Raw data |
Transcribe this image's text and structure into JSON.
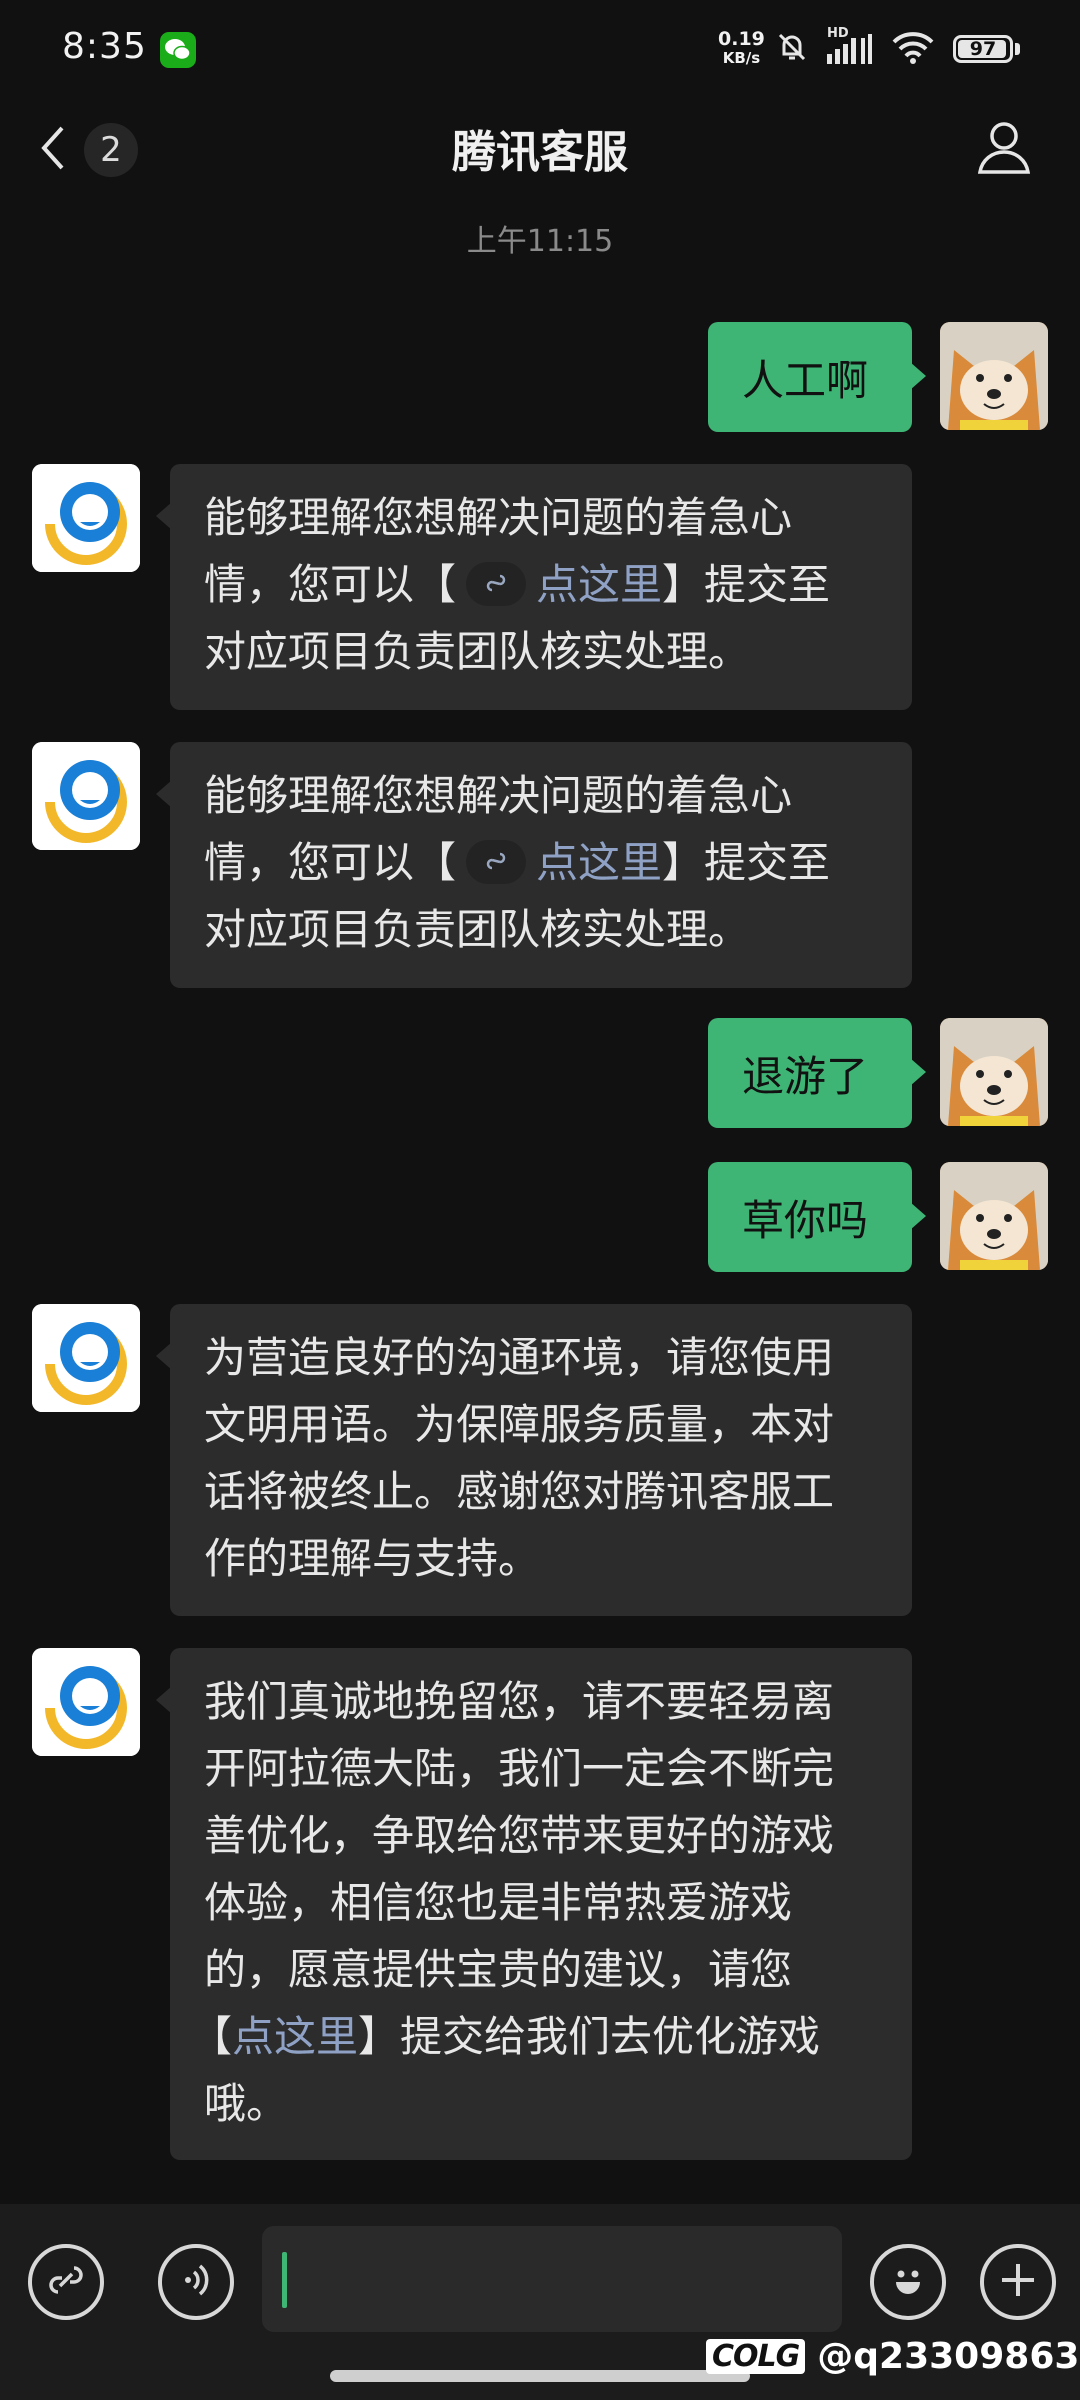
{
  "status_bar": {
    "time": "8:35",
    "net_speed_value": "0.19",
    "net_speed_unit": "KB/s",
    "network_label": "HD",
    "battery_level": "97"
  },
  "nav": {
    "unread_count": "2",
    "title": "腾讯客服"
  },
  "timestamp": "上午11:15",
  "messages": [
    {
      "side": "out",
      "text": "人工啊"
    },
    {
      "side": "in",
      "line1": "能够理解您想解决问题的着急心",
      "line2_pre": "情，您可以【",
      "link": "点这里",
      "line2_post": "】提交至",
      "line3": "对应项目负责团队核实处理。"
    },
    {
      "side": "in",
      "line1": "能够理解您想解决问题的着急心",
      "line2_pre": "情，您可以【",
      "link": "点这里",
      "line2_post": "】提交至",
      "line3": "对应项目负责团队核实处理。"
    },
    {
      "side": "out",
      "text": "退游了"
    },
    {
      "side": "out",
      "text": "草你吗"
    },
    {
      "side": "in",
      "line1": "为营造良好的沟通环境，请您使用",
      "line2": "文明用语。为保障服务质量，本对",
      "line3": "话将被终止。感谢您对腾讯客服工",
      "line4": "作的理解与支持。"
    },
    {
      "side": "in",
      "line1": "我们真诚地挽留您，请不要轻易离",
      "line2": "开阿拉德大陆，我们一定会不断完",
      "line3": "善优化，争取给您带来更好的游戏",
      "line4": "体验，相信您也是非常热爱游戏",
      "line5": "的，愿意提供宝贵的建议，请您",
      "line6_pre": "【",
      "link": "点这里",
      "line6_post": "】提交给我们去优化游戏",
      "line7": "哦。"
    }
  ],
  "input": {
    "value": ""
  },
  "watermark": {
    "logo": "COLG",
    "handle": "@q23309863"
  },
  "colors": {
    "accent": "#3eb575",
    "background": "#111111",
    "bubble_in": "#2c2c2c",
    "link": "#8fa2c6"
  },
  "icons": [
    "wechat-icon",
    "mute-icon",
    "signal-icon",
    "wifi-icon",
    "battery-icon",
    "back-chevron-icon",
    "person-icon",
    "mini-program-link-icon",
    "voice-icon",
    "emoji-icon",
    "plus-icon"
  ]
}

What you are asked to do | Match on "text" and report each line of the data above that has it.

Answer section |
Transcribe this image's text and structure into JSON.
      "text": "人工啊"
      "text": "退游了"
      "text": "草你吗"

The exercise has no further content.